BEGIN

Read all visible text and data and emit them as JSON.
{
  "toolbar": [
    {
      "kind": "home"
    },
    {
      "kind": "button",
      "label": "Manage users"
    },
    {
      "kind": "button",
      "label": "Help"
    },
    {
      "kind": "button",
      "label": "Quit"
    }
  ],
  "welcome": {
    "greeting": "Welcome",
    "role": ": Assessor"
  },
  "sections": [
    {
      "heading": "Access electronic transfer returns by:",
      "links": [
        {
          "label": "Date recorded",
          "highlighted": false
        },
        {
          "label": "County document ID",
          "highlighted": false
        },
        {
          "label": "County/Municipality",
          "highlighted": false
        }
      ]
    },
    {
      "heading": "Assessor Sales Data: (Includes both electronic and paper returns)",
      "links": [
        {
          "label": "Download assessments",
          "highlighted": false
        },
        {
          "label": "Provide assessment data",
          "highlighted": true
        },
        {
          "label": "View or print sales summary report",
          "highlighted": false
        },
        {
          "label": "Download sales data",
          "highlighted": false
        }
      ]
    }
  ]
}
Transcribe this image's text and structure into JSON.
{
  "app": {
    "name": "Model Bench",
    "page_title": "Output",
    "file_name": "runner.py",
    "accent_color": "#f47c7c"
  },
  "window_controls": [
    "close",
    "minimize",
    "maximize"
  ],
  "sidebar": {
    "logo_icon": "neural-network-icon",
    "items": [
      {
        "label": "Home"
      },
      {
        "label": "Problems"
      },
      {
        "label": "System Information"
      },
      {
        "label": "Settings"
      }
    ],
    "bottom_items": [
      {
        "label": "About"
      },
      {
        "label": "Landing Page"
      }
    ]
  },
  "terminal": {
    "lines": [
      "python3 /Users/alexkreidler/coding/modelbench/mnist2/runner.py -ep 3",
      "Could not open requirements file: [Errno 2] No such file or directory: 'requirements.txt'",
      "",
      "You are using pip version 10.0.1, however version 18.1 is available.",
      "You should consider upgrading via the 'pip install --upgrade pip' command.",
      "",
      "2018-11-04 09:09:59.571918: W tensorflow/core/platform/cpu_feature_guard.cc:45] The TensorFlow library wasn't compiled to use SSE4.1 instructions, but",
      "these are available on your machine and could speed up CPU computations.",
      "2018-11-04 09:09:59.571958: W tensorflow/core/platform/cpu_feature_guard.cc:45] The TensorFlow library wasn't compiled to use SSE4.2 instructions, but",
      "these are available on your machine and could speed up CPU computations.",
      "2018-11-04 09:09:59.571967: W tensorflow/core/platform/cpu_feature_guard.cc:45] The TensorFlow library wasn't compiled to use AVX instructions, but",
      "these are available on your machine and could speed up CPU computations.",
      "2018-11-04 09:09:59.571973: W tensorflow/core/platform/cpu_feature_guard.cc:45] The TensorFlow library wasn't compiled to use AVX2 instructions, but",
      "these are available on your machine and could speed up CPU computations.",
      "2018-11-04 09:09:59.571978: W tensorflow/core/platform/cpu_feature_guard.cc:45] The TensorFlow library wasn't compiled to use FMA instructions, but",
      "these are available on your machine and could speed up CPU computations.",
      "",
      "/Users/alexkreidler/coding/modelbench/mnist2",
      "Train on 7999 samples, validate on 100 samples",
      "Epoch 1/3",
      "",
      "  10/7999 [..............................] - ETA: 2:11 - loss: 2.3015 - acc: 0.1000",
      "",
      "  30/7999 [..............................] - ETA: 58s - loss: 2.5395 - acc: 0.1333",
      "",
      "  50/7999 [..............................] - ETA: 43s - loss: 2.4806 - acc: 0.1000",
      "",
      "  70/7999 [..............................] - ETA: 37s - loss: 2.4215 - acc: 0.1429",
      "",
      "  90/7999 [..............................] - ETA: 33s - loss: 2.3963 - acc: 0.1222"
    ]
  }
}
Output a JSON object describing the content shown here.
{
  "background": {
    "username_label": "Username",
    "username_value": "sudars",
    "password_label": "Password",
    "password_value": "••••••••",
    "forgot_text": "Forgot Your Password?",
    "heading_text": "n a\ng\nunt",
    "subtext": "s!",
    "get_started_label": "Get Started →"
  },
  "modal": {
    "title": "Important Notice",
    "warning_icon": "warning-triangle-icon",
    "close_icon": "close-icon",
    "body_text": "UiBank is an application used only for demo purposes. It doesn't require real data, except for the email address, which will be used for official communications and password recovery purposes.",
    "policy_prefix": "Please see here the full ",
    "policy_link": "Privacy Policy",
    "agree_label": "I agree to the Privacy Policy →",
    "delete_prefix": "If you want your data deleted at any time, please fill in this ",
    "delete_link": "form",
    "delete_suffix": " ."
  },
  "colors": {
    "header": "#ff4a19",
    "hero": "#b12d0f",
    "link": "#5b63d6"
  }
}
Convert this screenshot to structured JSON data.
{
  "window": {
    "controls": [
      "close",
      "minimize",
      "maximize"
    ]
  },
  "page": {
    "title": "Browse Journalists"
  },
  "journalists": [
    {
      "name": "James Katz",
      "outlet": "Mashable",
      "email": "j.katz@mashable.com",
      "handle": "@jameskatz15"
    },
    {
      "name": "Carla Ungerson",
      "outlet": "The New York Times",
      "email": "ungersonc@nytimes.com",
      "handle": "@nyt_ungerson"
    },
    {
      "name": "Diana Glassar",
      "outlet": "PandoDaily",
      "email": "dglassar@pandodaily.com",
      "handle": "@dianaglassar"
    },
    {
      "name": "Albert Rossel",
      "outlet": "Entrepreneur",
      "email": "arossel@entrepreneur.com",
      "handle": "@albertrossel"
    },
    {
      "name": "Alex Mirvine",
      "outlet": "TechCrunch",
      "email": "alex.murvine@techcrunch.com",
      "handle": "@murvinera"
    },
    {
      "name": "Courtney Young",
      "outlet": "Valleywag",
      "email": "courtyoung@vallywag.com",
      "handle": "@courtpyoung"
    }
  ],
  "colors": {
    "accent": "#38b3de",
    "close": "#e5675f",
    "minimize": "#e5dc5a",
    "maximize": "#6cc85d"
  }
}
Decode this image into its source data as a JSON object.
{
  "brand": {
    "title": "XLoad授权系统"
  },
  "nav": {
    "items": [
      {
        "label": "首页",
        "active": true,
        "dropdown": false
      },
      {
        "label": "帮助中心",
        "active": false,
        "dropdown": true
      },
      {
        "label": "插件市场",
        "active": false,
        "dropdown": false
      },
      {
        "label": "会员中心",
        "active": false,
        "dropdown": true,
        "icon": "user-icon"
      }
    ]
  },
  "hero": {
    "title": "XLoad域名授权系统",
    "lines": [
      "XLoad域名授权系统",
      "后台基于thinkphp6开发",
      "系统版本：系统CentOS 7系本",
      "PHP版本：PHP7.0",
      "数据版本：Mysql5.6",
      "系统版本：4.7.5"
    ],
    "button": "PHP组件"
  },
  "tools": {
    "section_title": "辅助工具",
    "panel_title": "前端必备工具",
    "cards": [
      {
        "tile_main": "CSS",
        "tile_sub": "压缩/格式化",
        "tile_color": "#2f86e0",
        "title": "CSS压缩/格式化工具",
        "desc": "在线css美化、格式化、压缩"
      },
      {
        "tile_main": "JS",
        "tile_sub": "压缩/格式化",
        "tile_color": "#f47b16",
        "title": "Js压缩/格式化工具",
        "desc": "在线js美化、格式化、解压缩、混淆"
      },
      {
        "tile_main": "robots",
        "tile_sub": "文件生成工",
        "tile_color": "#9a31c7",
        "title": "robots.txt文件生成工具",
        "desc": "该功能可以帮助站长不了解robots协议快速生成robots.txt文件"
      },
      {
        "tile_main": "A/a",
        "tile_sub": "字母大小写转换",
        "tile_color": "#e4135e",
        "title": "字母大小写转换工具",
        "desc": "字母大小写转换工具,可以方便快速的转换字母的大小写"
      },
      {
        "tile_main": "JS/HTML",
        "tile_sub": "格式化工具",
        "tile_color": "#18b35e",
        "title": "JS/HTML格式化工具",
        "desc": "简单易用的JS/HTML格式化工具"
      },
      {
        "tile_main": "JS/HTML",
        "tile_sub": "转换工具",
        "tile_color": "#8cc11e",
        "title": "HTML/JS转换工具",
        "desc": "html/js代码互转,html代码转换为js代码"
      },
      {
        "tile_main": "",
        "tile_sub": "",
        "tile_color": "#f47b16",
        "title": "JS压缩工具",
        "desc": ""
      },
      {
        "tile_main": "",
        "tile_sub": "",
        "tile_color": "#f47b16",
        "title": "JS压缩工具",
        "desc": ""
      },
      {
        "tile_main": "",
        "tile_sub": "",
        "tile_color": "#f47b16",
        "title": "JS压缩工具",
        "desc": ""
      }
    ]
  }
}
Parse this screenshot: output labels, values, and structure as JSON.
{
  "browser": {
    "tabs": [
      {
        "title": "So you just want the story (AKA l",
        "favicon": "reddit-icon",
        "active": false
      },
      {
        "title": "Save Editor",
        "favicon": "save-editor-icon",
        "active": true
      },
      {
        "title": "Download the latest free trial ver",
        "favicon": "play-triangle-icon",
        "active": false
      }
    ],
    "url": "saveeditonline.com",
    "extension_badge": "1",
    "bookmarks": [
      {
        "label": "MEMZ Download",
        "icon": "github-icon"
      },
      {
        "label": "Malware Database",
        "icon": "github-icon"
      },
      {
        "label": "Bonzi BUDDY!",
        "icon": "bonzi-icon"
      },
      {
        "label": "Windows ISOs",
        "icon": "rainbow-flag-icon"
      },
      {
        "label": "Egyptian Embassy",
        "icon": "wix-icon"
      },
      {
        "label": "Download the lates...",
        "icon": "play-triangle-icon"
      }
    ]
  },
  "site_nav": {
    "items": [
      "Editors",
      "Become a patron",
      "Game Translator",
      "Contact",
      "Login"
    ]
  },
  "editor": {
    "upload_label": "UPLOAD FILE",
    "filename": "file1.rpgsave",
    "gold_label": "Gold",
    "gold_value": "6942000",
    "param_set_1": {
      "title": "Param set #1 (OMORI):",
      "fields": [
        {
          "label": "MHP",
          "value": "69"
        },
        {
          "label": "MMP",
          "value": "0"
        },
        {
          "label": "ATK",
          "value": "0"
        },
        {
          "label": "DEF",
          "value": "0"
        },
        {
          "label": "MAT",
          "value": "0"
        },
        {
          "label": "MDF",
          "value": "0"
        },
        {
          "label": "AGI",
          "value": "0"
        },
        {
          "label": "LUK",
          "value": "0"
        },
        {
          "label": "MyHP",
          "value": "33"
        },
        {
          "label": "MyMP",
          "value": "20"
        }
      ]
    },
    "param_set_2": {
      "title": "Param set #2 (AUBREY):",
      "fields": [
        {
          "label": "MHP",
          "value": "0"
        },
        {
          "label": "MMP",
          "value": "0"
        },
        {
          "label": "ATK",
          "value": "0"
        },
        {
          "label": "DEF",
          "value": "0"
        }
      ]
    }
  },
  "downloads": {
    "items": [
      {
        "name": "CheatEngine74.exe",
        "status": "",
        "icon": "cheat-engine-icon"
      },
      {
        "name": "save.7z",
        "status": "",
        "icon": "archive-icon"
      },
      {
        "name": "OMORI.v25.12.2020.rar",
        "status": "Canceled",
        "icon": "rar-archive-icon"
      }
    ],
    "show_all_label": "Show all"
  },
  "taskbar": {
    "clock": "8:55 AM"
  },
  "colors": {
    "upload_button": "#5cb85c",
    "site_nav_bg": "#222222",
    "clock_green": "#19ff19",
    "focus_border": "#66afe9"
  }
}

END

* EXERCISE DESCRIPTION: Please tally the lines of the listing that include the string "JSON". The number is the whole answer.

* ANSWER BOX: 6